I’m sharing a status update from Facebook below and then I’m sharing some comments and links that document how lonely and isolating being chronically ill can be. I know many folks who are still in earlier phases of withdrawing from psych drugs are still feeling desperately alone and sicker than they ever imagined possible. It does pass. A lot of us have made it through that hellish darkness. Things really do get better. We come to thrive again. See also: It Gets Better Series
My mother is visiting next week. I’ve not seen her in 6 years. I was too ill to have visitors who couldn’t abide the extreme nature of what I was dealing with when I was struck with the drug iatrogenesis (medical injury). That included almost everyone. Most people who came by never wanted to come again and did not. I lost all my friends for a good long time. My husband and a woman who came to me via a volunteer organization to do Reiki (who has since become a dear friend) were the only two human beings who saw me during that time. My Reiki friend who had been a hospice chaplain knew how to sit with such deep suffering. She told me that what she saw I was going through, in her opinion, was darker and more painful than anyone she’d met in hospice. Having worked in hospice myself, that rings true. Anyway…I’m grateful for the two witnesses to the darkest time of my life, my husband and this friend of mine who held the faith with me when that is all we had. I’m also so grateful that I can again see other people I love very much that this journey kept me from for so many years. I have reconnected with friends and it will be very good to see my mother whom I miss very much. (facebook)

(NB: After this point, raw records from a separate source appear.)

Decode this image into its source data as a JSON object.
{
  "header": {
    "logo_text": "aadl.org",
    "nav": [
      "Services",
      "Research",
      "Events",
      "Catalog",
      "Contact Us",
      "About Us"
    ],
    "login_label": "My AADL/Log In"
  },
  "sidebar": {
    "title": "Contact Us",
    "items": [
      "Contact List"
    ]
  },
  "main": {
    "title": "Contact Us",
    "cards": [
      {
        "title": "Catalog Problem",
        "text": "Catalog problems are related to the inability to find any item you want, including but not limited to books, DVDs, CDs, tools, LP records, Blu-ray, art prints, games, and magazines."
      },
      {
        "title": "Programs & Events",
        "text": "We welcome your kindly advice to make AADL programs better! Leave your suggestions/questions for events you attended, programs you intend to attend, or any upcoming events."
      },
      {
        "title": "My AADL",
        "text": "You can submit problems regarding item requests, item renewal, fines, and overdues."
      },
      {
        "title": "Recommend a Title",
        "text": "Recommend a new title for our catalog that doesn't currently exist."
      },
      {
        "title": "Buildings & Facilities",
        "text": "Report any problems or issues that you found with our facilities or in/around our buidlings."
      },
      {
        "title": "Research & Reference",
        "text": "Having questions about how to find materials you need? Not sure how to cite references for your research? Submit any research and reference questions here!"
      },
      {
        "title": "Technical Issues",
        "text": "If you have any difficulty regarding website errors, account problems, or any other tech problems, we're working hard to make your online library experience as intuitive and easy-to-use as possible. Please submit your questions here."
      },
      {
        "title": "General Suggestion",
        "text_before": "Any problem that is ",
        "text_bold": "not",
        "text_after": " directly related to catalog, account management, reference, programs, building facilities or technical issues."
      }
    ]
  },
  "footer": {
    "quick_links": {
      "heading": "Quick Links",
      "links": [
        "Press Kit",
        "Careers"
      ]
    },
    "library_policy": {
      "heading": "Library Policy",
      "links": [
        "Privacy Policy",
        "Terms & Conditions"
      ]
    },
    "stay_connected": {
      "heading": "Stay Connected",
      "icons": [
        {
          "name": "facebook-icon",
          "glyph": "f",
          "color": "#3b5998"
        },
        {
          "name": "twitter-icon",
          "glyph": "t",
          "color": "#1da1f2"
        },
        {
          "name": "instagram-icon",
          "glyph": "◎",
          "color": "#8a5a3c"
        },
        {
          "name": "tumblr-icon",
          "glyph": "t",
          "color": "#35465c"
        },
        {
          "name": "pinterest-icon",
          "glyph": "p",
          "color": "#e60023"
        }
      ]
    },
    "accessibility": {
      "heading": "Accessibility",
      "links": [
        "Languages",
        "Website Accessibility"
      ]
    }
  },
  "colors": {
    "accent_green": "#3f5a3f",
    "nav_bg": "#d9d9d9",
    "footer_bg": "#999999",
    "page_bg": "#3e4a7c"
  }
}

I’m cutting and pasting the below post from the drop down navigation menu.
The isolation and sense of abandonment many people deal with when sick with protracted withdrawal illness.
This is a collection of posts that were all very popular and broadly shared among people in protracted withdrawal illness on community boards. I also still get people writing to me and asking me to remind me where they can find them on the blog. In fact the reason I’m making this page here now is because both yesterday and today two different people wrote to me asking me for the links to these pieces.
I wish isolation and the feeling of abandonment was not so common when we are ill, but it is and it does help to know that we are not alone in this phenomena so I’m sharing the posts I’ve done on the topic here.
There is both validation for those who feel abandoned here and also hope and inspiration that it will pass and we will all be better people after we regain our health and perspective.
- In the near absence of friendship…
- When I think of my relationships I have no regrets
- When Friends Disappear During a Health Crisis
- Living with chronic physical illness, why are we invisible?
- This is what it’s like
More recently I added a post in which I’ve come to have compassion on some of the painful behavior our loved ones show in the face of our illness:
Also in time as our souls heal we can learn to cope better and better with the limitations our bodies still have:
A collection of links: Information and inspiration for the chronically ill
These archives now span close to five years. They are a record of a time in my life when I was learning and transforming at a rate unlike any other time in my life. I say this as a way of disclaimer. In the earlier years of this blog I am processing shock and dismay. In the early years I am undisputedly angry. I have worked out much of that and see things in a much less judgmental manner now. This continues to evolve. I sometimes want to take down old posts because they no longer convey how I feel, but I realize that they may still be helpful to people who are going through something similar now. The journey got me to where I am today, it’s just odd to have some of it in writing here for all to see.